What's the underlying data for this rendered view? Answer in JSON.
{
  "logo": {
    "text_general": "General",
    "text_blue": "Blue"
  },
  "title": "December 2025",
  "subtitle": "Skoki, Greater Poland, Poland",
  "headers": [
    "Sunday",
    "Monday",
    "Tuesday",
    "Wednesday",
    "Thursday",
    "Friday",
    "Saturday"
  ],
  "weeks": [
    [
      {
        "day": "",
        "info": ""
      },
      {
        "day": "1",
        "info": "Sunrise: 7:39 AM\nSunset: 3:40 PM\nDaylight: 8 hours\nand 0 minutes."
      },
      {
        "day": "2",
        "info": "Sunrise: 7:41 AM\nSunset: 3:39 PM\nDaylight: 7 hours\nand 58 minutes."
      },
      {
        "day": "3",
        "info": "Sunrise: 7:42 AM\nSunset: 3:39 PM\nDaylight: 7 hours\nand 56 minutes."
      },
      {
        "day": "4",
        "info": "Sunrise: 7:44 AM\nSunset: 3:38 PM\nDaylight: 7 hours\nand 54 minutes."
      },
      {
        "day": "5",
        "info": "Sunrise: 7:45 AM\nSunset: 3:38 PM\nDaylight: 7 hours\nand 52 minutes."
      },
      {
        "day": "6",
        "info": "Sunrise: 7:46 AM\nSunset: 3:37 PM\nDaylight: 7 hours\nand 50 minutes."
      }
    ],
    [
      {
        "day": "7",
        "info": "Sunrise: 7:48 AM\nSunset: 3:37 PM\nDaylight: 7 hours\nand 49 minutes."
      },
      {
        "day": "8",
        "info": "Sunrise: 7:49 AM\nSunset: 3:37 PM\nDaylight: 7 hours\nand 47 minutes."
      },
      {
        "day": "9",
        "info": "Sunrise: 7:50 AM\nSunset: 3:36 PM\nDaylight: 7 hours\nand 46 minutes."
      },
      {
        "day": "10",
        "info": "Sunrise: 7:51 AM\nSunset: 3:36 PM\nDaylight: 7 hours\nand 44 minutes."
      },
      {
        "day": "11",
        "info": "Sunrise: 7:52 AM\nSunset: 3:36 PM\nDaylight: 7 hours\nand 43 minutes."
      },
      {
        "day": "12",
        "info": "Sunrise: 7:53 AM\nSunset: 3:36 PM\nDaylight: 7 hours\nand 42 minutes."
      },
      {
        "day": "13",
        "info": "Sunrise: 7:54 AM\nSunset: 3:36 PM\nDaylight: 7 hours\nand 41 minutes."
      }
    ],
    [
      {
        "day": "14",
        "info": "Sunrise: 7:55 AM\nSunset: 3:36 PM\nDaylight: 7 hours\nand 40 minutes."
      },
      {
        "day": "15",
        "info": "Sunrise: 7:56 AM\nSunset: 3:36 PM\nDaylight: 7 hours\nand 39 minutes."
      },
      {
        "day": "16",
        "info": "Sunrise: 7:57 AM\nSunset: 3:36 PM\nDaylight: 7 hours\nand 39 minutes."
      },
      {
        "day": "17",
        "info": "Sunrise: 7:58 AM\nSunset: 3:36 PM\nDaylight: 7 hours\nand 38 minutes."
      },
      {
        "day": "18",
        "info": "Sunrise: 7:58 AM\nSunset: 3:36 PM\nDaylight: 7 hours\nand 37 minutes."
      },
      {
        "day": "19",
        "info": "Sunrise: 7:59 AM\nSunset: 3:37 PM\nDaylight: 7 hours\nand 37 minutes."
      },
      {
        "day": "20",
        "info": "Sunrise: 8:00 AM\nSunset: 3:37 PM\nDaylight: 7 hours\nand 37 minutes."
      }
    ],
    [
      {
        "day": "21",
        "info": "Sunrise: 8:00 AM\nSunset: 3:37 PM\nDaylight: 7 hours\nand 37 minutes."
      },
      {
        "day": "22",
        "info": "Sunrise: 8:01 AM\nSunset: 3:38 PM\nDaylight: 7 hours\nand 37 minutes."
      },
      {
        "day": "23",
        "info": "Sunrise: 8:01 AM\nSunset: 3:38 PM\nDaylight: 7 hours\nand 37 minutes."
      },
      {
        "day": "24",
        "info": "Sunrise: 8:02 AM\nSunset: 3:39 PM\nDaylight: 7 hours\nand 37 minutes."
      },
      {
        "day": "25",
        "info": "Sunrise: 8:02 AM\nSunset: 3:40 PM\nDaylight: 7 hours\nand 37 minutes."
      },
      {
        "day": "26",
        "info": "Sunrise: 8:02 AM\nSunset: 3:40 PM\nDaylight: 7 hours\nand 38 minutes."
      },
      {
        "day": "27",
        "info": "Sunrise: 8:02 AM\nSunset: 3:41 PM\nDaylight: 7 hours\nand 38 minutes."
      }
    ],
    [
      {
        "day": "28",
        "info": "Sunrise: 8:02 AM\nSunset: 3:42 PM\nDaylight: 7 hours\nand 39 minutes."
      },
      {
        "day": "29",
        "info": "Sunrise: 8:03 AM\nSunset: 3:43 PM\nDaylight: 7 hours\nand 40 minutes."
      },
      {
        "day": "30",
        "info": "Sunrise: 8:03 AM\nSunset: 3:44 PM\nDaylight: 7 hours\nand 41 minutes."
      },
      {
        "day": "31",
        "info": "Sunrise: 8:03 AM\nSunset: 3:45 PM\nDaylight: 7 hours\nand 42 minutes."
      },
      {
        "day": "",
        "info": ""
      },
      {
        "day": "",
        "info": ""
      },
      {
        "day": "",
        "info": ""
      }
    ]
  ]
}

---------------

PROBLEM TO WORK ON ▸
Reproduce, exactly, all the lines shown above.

SOLUTION ▸
What's the underlying data for this rendered view? Answer in JSON.
{
  "logo": {
    "text_general": "General",
    "text_blue": "Blue"
  },
  "title": "December 2025",
  "subtitle": "Skoki, Greater Poland, Poland",
  "headers": [
    "Sunday",
    "Monday",
    "Tuesday",
    "Wednesday",
    "Thursday",
    "Friday",
    "Saturday"
  ],
  "weeks": [
    [
      {
        "day": "",
        "info": ""
      },
      {
        "day": "1",
        "info": "Sunrise: 7:39 AM\nSunset: 3:40 PM\nDaylight: 8 hours\nand 0 minutes."
      },
      {
        "day": "2",
        "info": "Sunrise: 7:41 AM\nSunset: 3:39 PM\nDaylight: 7 hours\nand 58 minutes."
      },
      {
        "day": "3",
        "info": "Sunrise: 7:42 AM\nSunset: 3:39 PM\nDaylight: 7 hours\nand 56 minutes."
      },
      {
        "day": "4",
        "info": "Sunrise: 7:44 AM\nSunset: 3:38 PM\nDaylight: 7 hours\nand 54 minutes."
      },
      {
        "day": "5",
        "info": "Sunrise: 7:45 AM\nSunset: 3:38 PM\nDaylight: 7 hours\nand 52 minutes."
      },
      {
        "day": "6",
        "info": "Sunrise: 7:46 AM\nSunset: 3:37 PM\nDaylight: 7 hours\nand 50 minutes."
      }
    ],
    [
      {
        "day": "7",
        "info": "Sunrise: 7:48 AM\nSunset: 3:37 PM\nDaylight: 7 hours\nand 49 minutes."
      },
      {
        "day": "8",
        "info": "Sunrise: 7:49 AM\nSunset: 3:37 PM\nDaylight: 7 hours\nand 47 minutes."
      },
      {
        "day": "9",
        "info": "Sunrise: 7:50 AM\nSunset: 3:36 PM\nDaylight: 7 hours\nand 46 minutes."
      },
      {
        "day": "10",
        "info": "Sunrise: 7:51 AM\nSunset: 3:36 PM\nDaylight: 7 hours\nand 44 minutes."
      },
      {
        "day": "11",
        "info": "Sunrise: 7:52 AM\nSunset: 3:36 PM\nDaylight: 7 hours\nand 43 minutes."
      },
      {
        "day": "12",
        "info": "Sunrise: 7:53 AM\nSunset: 3:36 PM\nDaylight: 7 hours\nand 42 minutes."
      },
      {
        "day": "13",
        "info": "Sunrise: 7:54 AM\nSunset: 3:36 PM\nDaylight: 7 hours\nand 41 minutes."
      }
    ],
    [
      {
        "day": "14",
        "info": "Sunrise: 7:55 AM\nSunset: 3:36 PM\nDaylight: 7 hours\nand 40 minutes."
      },
      {
        "day": "15",
        "info": "Sunrise: 7:56 AM\nSunset: 3:36 PM\nDaylight: 7 hours\nand 39 minutes."
      },
      {
        "day": "16",
        "info": "Sunrise: 7:57 AM\nSunset: 3:36 PM\nDaylight: 7 hours\nand 39 minutes."
      },
      {
        "day": "17",
        "info": "Sunrise: 7:58 AM\nSunset: 3:36 PM\nDaylight: 7 hours\nand 38 minutes."
      },
      {
        "day": "18",
        "info": "Sunrise: 7:58 AM\nSunset: 3:36 PM\nDaylight: 7 hours\nand 37 minutes."
      },
      {
        "day": "19",
        "info": "Sunrise: 7:59 AM\nSunset: 3:37 PM\nDaylight: 7 hours\nand 37 minutes."
      },
      {
        "day": "20",
        "info": "Sunrise: 8:00 AM\nSunset: 3:37 PM\nDaylight: 7 hours\nand 37 minutes."
      }
    ],
    [
      {
        "day": "21",
        "info": "Sunrise: 8:00 AM\nSunset: 3:37 PM\nDaylight: 7 hours\nand 37 minutes."
      },
      {
        "day": "22",
        "info": "Sunrise: 8:01 AM\nSunset: 3:38 PM\nDaylight: 7 hours\nand 37 minutes."
      },
      {
        "day": "23",
        "info": "Sunrise: 8:01 AM\nSunset: 3:38 PM\nDaylight: 7 hours\nand 37 minutes."
      },
      {
        "day": "24",
        "info": "Sunrise: 8:02 AM\nSunset: 3:39 PM\nDaylight: 7 hours\nand 37 minutes."
      },
      {
        "day": "25",
        "info": "Sunrise: 8:02 AM\nSunset: 3:40 PM\nDaylight: 7 hours\nand 37 minutes."
      },
      {
        "day": "26",
        "info": "Sunrise: 8:02 AM\nSunset: 3:40 PM\nDaylight: 7 hours\nand 38 minutes."
      },
      {
        "day": "27",
        "info": "Sunrise: 8:02 AM\nSunset: 3:41 PM\nDaylight: 7 hours\nand 38 minutes."
      }
    ],
    [
      {
        "day": "28",
        "info": "Sunrise: 8:02 AM\nSunset: 3:42 PM\nDaylight: 7 hours\nand 39 minutes."
      },
      {
        "day": "29",
        "info": "Sunrise: 8:03 AM\nSunset: 3:43 PM\nDaylight: 7 hours\nand 40 minutes."
      },
      {
        "day": "30",
        "info": "Sunrise: 8:03 AM\nSunset: 3:44 PM\nDaylight: 7 hours\nand 41 minutes."
      },
      {
        "day": "31",
        "info": "Sunrise: 8:03 AM\nSunset: 3:45 PM\nDaylight: 7 hours\nand 42 minutes."
      },
      {
        "day": "",
        "info": ""
      },
      {
        "day": "",
        "info": ""
      },
      {
        "day": "",
        "info": ""
      }
    ]
  ]
}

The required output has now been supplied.